Several Readers passed on this to me.
Cute: but those of us who have listened to Prof. Jeffrey Kasser’s Teaching Company course on Philosophy of Science can counter this while simultaneously rewiring our toaster oven and solving chains of differential equations in our heads. To say the least of it, you need to draw in a couple more arrows going the other way (i.e. right to left), one labeled “conceptual enrichment” and the other, “epistemic accessibility.” In fact, once you start adding arrows here, it’s hard to stop. You need another one labeled “emergence,” another one for “metaphysical modesty,” another … I refer you to Prof. Kasser’s Lecture 24 (“Reduction and Physicalism”) and Lecture 26 (“Scientific Realism”). Any questions?

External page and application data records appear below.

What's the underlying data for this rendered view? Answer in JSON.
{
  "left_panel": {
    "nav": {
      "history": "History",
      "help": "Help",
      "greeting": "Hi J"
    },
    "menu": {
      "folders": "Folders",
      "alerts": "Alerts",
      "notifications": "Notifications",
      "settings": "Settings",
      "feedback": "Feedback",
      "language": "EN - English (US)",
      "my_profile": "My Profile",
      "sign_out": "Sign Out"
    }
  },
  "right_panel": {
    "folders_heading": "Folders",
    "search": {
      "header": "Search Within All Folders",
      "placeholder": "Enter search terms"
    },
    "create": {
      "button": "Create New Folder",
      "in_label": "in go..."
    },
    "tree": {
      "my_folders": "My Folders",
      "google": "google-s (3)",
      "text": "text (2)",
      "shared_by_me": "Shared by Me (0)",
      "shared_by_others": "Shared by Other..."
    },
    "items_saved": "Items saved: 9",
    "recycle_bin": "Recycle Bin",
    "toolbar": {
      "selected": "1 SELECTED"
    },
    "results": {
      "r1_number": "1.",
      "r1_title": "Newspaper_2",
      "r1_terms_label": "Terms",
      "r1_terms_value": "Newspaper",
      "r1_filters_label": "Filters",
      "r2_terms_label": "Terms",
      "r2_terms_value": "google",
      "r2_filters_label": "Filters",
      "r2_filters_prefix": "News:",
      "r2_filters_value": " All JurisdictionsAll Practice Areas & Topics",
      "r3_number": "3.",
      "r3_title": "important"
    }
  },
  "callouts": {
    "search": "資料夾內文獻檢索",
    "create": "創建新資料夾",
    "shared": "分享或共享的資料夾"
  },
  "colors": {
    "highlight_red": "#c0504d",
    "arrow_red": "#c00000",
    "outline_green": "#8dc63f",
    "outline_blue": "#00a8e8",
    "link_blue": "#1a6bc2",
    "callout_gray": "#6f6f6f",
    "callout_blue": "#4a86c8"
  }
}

It is a fact, though, that the cartoon does represent the way a lot of mathematicians think. Math undergraduates — my cohort, anyway — are terrible intellectual snobs. We were just about willing to forgive physicists for actually using our precious theorems, but heaven only knew what chemists and biologists got up to in those filthy labs of theirs, and the “soft sciences” — psychology, sociology, and the like — were beneath contempt. As for people who studied literature and history (what’s the difference?), well, they were just figures of fun. “You mean to say they’ll give you a degree just for reading novels? Woo-hoo-hoo-hoo! Hey, listen to this, guys …”